Pool At Zambezi Expeditions

They lit a cozy fire every night to sit around and star gaze. After recalling the day with our fellow safari guests and making new friends, we’d head to the dining table. As with tradition on safari, dinners are communal and feature delicious lodge food.

Brunch In Mana Pools

Nyamatusi Lodge

Nyamatusi Deck

Our last stop in Mana Pools was at African Bush Camps’ newest camp in Zimbabwe. Nyamatusi Camp is situated along the Zambezi in the heart of Mana Pools. The gem of a camp blends comfort with sustainability and seriously luxurious “tents.”

The six luxurious tented suites offering mesmerizing river views and escarpment made our escape to nature opulent and soothing. Each tent boasted air-conditioning, indoor and outdoor showers, a private viewing deck, and a plunge pool, creating a haven of elegance in the wild.

Nyamatusi Plunge Pool

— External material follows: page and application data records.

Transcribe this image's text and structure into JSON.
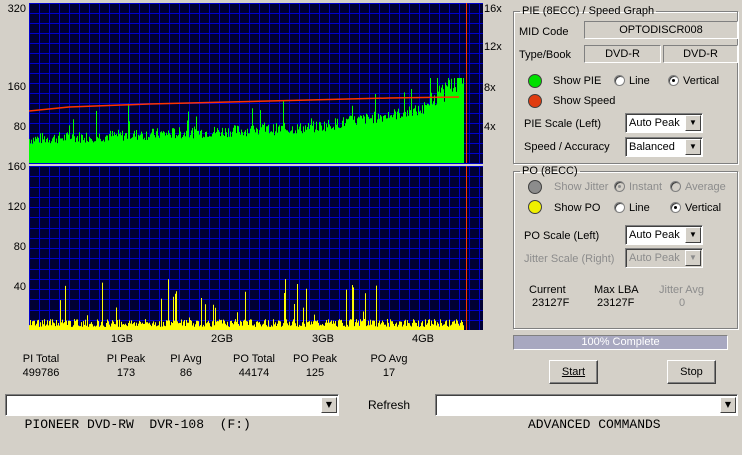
{
  "pie_graph": {
    "y_ticks": [
      "320",
      "160",
      "80"
    ],
    "speed_ticks": [
      "16x",
      "12x",
      "8x",
      "4x"
    ]
  },
  "po_graph": {
    "y_ticks": [
      "160",
      "120",
      "80",
      "40"
    ],
    "x_ticks": [
      "1GB",
      "2GB",
      "3GB",
      "4GB"
    ]
  },
  "colors": {
    "background": "#000033",
    "grid": "#0000cc",
    "pie": "#00ff00",
    "speed": "#ff3300",
    "po": "#ffff00"
  },
  "stats": [
    {
      "label": "PI Total",
      "value": "499786"
    },
    {
      "label": "PI Peak",
      "value": "173"
    },
    {
      "label": "PI Avg",
      "value": "86"
    },
    {
      "label": "PO Total",
      "value": "44174"
    },
    {
      "label": "PO Peak",
      "value": "125"
    },
    {
      "label": "PO Avg",
      "value": "17"
    }
  ],
  "pie_panel": {
    "legend": "PIE (8ECC) / Speed Graph",
    "mid_code_label": "MID Code",
    "mid_code_value": "OPTODISCR008",
    "type_book_label": "Type/Book",
    "type_value": "DVD-R",
    "book_value": "DVD-R",
    "show_pie_label": "Show PIE",
    "line_label": "Line",
    "vertical_label": "Vertical",
    "show_speed_label": "Show Speed",
    "pie_scale_label": "PIE Scale (Left)",
    "pie_scale_value": "Auto Peak",
    "speed_accuracy_label": "Speed / Accuracy",
    "speed_accuracy_value": "Balanced"
  },
  "po_panel": {
    "legend": "PO (8ECC)",
    "show_jitter_label": "Show Jitter",
    "instant_label": "Instant",
    "average_label": "Average",
    "show_po_label": "Show PO",
    "line_label": "Line",
    "vertical_label": "Vertical",
    "po_scale_label": "PO Scale (Left)",
    "po_scale_value": "Auto Peak",
    "jitter_scale_label": "Jitter Scale (Right)",
    "jitter_scale_value": "Auto Peak",
    "current_label": "Current",
    "current_value": "23127F",
    "max_lba_label": "Max LBA",
    "max_lba_value": "23127F",
    "jitter_avg_label": "Jitter Avg",
    "jitter_avg_value": "0"
  },
  "progress": {
    "text": "100% Complete",
    "fraction": 1.0
  },
  "buttons": {
    "start": "Start",
    "stop": "Stop",
    "refresh": "Refresh"
  },
  "drive_select": "PIONEER DVD-RW  DVR-108  (F:)",
  "commands_select": "ADVANCED COMMANDS"
}
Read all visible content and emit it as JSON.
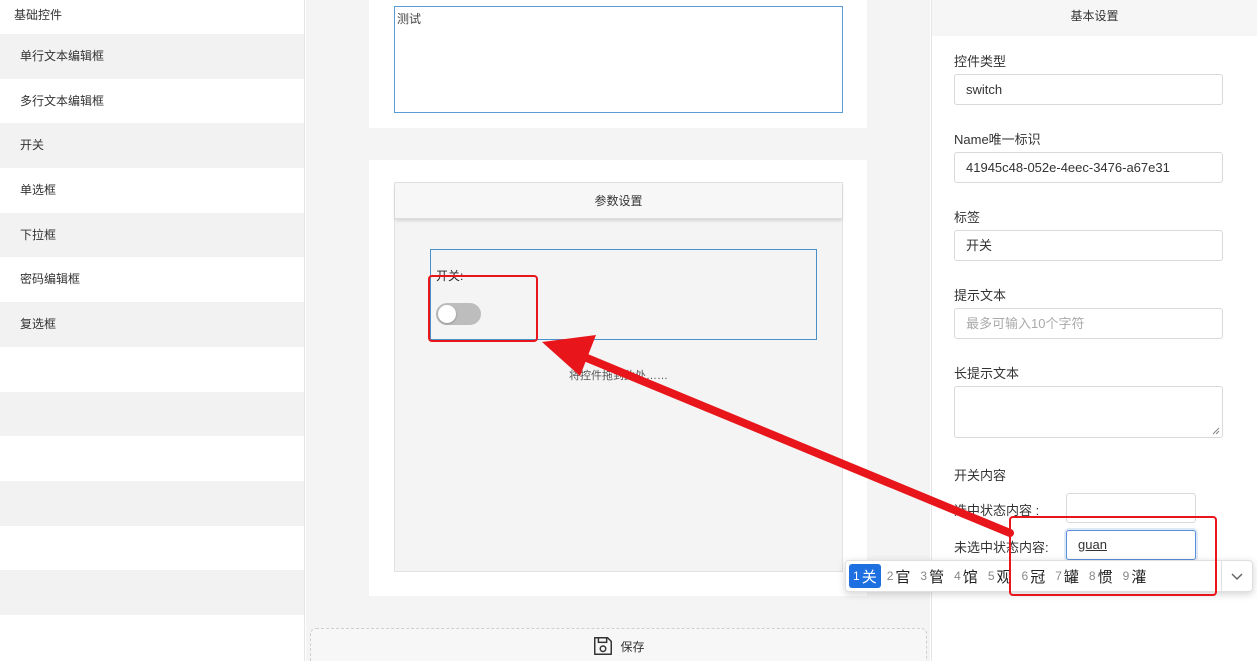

At Nyamatusi Camp, meaning ‘wild game,’ we continued connecting with the wilderness. Whether on game drives or a relaxing canoe safari. Of course, this was all while going without any want or need. The camp was seriously luxurious and even featured a wine cellar!

Wine Cellar In Mana Pools


Somalisa Camp

Somalisa Camp is a storied camp in Hwange surrounded by a mix of golden savannah and Kalahari woodland. It’s the camp where you want to melt into a comfortable seat and listen to the lions roar in the distance. It was the company’s first safari lodge, and it’s easy to see why they chose the magical location. Nestled under an Acacia grove along a seasonal floodplain, Somalisa Camp blends tranquility with nature’s elegance.

Somalisa Camp Interior

The intimate bush camp, perfect for a serene Hwange safari, features an elegant style infused with natural wood. Operating on a full solar power farm and water purity system, Somalisa Camp is an eco-friendly haven, recycling 80% of the water used and holding the first GOLD Green Tourism Certification in Zimbabwe.

The seven sailcloth tents, set on a private concession in Hwange National Park, offer modern amenities like a fan, battery charging station, wood-burning fireplace, and private viewing deck. Inspired by yesteryear’s romance, the bathroom boasts an indoor and outdoor space with a copper slipper-style bathtub and endless views across the vast plains.

Somalisa Camp Morning

Explore Hwange’s legends through walking safaris, game drives, birding, and cultural visits seamlessly led by our passionate guides, revealing the wonders of the African bush.

About Cameron Seagle

Cameron Seagle is one of the principal writers and photographers for The World Pursuit. He is a travel expert that has been traveling the world for the past decade. During this time, he established a passion for conservation and environmental sustainability. When not traveling, he's obsessed with finding the best gear and travel products. In his free time, you can find him hiking, mountain biking, mountaineering, and snowboarding. His favorite countries are Scotland, Indonesia, Mozambique, Peru, Italy, and Japan.

You can learn more about Cameron on The World Pursuit About Us Page.